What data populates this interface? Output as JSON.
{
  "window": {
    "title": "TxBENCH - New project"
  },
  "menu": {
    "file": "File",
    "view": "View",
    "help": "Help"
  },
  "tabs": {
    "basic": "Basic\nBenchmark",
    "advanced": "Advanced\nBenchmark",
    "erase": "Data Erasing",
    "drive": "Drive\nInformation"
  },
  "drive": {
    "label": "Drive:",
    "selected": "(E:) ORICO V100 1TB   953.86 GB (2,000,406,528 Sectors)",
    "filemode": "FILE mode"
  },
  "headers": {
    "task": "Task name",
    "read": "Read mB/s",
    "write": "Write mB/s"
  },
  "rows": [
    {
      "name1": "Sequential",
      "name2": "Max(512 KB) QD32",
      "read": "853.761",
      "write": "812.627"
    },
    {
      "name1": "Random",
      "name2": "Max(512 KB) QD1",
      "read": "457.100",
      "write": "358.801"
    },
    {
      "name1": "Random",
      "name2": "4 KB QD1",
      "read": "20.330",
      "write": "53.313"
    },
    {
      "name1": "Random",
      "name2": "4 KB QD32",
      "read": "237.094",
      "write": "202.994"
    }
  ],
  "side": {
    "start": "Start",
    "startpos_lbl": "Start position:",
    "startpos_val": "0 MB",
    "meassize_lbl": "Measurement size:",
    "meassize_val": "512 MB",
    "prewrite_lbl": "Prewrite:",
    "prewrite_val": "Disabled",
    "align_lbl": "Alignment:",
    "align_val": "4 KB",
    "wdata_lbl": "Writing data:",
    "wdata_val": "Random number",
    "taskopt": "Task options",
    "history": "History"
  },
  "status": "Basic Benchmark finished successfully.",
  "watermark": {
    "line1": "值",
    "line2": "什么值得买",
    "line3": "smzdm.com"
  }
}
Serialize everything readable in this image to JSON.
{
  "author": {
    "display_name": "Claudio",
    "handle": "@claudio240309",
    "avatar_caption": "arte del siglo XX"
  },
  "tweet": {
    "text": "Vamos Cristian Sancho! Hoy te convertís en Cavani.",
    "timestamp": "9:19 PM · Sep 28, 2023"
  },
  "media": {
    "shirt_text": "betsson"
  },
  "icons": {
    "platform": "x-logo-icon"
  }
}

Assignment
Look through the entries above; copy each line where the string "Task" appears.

Response box
    "task": "Task name",
    "taskopt": "Task options",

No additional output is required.